The Tao te Ching observes, Water doesn't force its way, water finds its way. The same source favors having no agenda beyond knowing what is called for and doing it the way it needs to be done, at the time it needs to be done, and then, letting nature take its course into the next moment, when we do the same thing, moment-by-moment, situation-by-situation, our entire life long. Ambition and personal advancement, gain, advantage, benefit, profit are to be dismissed in favor of responding sincerely and spontaneously to the need of the moment at hand. Do your work and step back, without manipulating the results, exploiting your opportunities or pulling strings to arrange an outcome you find to be pleasing. Be a breath of fresh air straight from heaven, like dew on the grass, refreshing all who pass by, a gift of grace unexpected and uplifting! Without cost or obligation-- pure joy with nothing due.
Every living thing is for something and against something else. "For" implies "against," just like "yes" implies "no," and vice-versa. It is important/essential that we know what we are for and what we are against. Where does "for" and "against" come from? Trace it back to its source! Note what comes up all along the way. "Why am I for what I'm for and against what I'm against?" "What do I know that I don't know I know?" "What is the source of my motivation?" "What is the origin of my action?" "What guides my boat on its path through the sea?" "What guides my steps on their path through life?" "Why do I do what it do, and not do what I don't do?" "What is directing me along the way?" These are essential questions that we all need to explore in a regular, recurring, way. Our for and against are central to who we are and what we are about. They form the crux of our identity. They are who we are. We cannot make our way through the world without knowing what we are for and what we are against.

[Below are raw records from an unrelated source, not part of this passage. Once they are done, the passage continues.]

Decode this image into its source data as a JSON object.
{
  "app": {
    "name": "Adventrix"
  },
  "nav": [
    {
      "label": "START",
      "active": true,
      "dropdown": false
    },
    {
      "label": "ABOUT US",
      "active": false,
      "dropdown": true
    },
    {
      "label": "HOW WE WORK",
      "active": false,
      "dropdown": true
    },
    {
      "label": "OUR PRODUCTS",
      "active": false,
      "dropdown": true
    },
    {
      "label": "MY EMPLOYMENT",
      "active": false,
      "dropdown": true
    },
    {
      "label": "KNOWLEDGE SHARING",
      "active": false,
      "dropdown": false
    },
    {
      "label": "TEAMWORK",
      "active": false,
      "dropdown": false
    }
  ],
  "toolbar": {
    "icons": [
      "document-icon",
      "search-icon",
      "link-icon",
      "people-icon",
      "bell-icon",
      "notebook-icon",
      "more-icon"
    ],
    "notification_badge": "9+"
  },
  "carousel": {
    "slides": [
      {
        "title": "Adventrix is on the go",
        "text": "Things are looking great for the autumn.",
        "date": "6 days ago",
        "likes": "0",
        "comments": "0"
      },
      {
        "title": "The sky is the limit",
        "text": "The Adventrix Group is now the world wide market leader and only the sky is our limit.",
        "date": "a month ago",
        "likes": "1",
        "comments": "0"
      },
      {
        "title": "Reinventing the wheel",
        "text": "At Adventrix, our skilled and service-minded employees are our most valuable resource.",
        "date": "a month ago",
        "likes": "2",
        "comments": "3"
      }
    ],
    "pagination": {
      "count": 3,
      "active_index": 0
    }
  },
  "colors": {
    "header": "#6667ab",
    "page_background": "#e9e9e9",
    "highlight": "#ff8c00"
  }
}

We are surrounded by, and awash in, stupidity. What keeps us going? We have to remember-- and be reminded of-- what keeps us going, because living will take the life right out of us. And we have to have a life-line with that "well-spring of living water," or it's the desert and the wasteland forever. What is your well-spring of living water? What is your source of life, and light, and peace? Where do you go to restore your soul? To regain your balance? To renew your harmony? To find what you need to face what faces you, day-after-day-after-day? We have to find our own solace, and without that, we have no chance in this world, with its clashing rocks and its heaving waves, and its wine-dark seas. So. What is your source of solace? Do not tell me "Vodka and weed"! Or "Money and sex"! Or "Any form of escape, diversion, distraction, denial"! I'm talking about your Ground and Foundation here! Your Core and your Center! Your Source of Confidence and Power! WHAT KEEPS YOU GOING??? What keeps me going are regular, and I mean daily, retreats into silence and solitude where I "return to the Source," and "remember to seek out my Original Nature," and re-establish my connection with "who I am and what I am about," and breathe deeply the AUM flowing through life and being, and live from there in re-engaging my life-in-the-world until my next retreat into silence and solitude-- which cannot come too soon! I live within the rhythm created by silence and solitude and "the truth of how things are," and the reality of where I live and "the truth of how things also are." This is the Yin/Yang of my personal experience and existence. And I consciously, mindfully, embrace that foundational truth, and take up my work with the Sisyphean Task of doing what is mine to do the way only I can do it, where I am, here and now, anyway, nevertheless, even so-- for no reason other than here I am and this is what is mine to do. "What I do is me, for that I came" (Gerard Manley Hopkins). And I do it because it is who I am and what I do-- "Without hope, without witness, without reward" (Steven Moffat/Dr. Who).
It is said that the Buddha died from eating improperly cooked pork. How enlightened was that? And, it is said that Lao-tse/tzu, the Old Boy himself, said, "To hell with it!" and, demoralized and disgusted with the moral and political state of things, went off "to the west" to sulk and die-- after writing in the Tao te Ching about the importance of having no ambition, and "doing your work and stepping aside," and being like water, not forcing your way but finding it... And it is said that Jesus said "Love your enemies," and then enraged his enemies so much they killed him... And the Dali Lama talks, talks, talks about compassion, and his bodyguards carry automatic weapons... All of which is to say, gurus aren't what they are purported to be. Take all of your gurus "with a grain of salt," and put more importance on what they do than on what they say-- and ask them what their contradictions are, and how they square themselves with them. I've never met a guru worth talking to. They are always asking, "What question do you have?" without ever telling you what question they have, beyond what question you have. People without questions are not worth your time. If you don't have more questions than answers, you are much too comfortable and at ease to be of any help to yourself or to anyone else, and should spend more time seeing what you look at and less time talking about what you have seen. Ask everyone you meet what their questions are. Let that be your guide as to where you go from there.